Subject: The positives
Date: Mar, 2013
I’ve been up here in rural Appalachia for almost 4 years now. I’ve met many people in this community of Summersville, West Virginia, conducted a number of funerals and weddings of both the prominent and the downtrodden, and have been in most of the schools in this county from elementary schools to the high school.
My church has grown a bit, and has become quite active in social justice areas. Our food pantry has seen a more than 250% increase in usage over the last year. In other words, I’ve been interacting with many people in this community from the young to the old and have done so consistently barefoot. People I may have only seen in passing know me because of my unshod state. I am greeted by the phrase “barefoot pastor” quite frequently and during the recovery from the snowstorm brought about by hurricane Sandy, I was actually introduced to the Governor of the state of West Virginia as “Our Barefoot Pastor” by a politician I really didn’t know.
Today I visited with a couple looking for help. They said they knew to contact me because they had heard “the barefoot pastor” is the one who may be able to offer help. Yesterday, we took in a donation to our food pantry from a company who had heard of what the pantry was doing and its “barefoot pastor” who administered it.
The point? By being visible and doing positive things, people may begin to associate folks who are barefoot in a positive, not negative manner. I’ve not even heard myself referred to as a hippie, or my being barefoot as being dirty. Questions?

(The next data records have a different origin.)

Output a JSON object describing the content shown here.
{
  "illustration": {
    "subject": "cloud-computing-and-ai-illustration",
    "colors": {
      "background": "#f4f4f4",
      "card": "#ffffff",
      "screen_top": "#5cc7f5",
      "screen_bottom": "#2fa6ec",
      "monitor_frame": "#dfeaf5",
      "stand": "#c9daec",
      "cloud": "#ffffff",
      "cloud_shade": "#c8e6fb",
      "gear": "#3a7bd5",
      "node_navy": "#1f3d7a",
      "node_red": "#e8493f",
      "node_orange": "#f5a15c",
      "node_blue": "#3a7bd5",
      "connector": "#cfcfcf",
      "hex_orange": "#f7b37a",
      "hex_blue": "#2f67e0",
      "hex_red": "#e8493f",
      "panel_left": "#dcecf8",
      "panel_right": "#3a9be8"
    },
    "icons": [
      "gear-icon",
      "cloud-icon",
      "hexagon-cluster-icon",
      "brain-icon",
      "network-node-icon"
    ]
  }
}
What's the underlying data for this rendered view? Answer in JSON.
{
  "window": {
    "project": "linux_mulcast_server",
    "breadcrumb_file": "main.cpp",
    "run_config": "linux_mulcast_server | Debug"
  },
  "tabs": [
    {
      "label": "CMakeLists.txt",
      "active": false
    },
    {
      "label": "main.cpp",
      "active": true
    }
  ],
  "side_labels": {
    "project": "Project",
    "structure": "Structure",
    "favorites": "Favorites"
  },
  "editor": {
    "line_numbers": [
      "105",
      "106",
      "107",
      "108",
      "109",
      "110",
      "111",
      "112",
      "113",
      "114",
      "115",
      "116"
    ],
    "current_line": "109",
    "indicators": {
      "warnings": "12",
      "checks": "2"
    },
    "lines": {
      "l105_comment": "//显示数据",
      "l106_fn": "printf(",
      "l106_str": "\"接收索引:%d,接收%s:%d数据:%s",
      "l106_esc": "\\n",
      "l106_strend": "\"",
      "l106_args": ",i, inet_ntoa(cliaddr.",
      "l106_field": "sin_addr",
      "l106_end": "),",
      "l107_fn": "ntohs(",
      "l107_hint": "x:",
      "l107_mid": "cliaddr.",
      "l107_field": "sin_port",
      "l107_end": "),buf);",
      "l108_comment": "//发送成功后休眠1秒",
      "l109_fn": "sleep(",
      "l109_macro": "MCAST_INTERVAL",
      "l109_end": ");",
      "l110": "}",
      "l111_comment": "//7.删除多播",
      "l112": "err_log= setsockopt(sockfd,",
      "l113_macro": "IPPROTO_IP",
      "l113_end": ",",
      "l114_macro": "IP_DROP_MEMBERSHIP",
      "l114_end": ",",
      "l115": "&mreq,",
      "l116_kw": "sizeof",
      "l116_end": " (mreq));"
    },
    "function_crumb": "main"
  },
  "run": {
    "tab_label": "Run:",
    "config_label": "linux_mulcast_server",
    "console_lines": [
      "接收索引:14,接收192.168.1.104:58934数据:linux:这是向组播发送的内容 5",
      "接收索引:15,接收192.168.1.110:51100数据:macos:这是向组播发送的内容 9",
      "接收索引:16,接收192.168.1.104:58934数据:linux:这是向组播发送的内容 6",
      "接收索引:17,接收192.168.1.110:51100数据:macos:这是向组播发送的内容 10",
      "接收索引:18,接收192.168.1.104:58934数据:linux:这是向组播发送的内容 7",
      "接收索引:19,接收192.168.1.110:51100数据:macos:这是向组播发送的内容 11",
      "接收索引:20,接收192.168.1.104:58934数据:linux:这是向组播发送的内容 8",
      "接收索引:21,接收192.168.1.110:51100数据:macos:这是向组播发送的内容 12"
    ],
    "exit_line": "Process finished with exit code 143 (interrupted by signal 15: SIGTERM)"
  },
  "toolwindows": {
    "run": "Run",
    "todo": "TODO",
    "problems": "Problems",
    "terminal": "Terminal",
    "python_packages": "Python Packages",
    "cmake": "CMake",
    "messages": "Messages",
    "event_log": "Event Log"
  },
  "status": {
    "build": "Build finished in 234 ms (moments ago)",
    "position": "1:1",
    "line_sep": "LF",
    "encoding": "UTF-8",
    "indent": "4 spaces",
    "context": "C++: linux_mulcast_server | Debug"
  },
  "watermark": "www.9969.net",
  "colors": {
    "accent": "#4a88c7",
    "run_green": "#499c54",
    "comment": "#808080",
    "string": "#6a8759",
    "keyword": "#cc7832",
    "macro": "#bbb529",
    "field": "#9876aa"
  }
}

Sure, but by answering them in a positive manner, others can learn a bit, and perhaps have a more open mind when interacting with the next barefoot person they may meet up with.
G., the barefoot pastor from West Virginia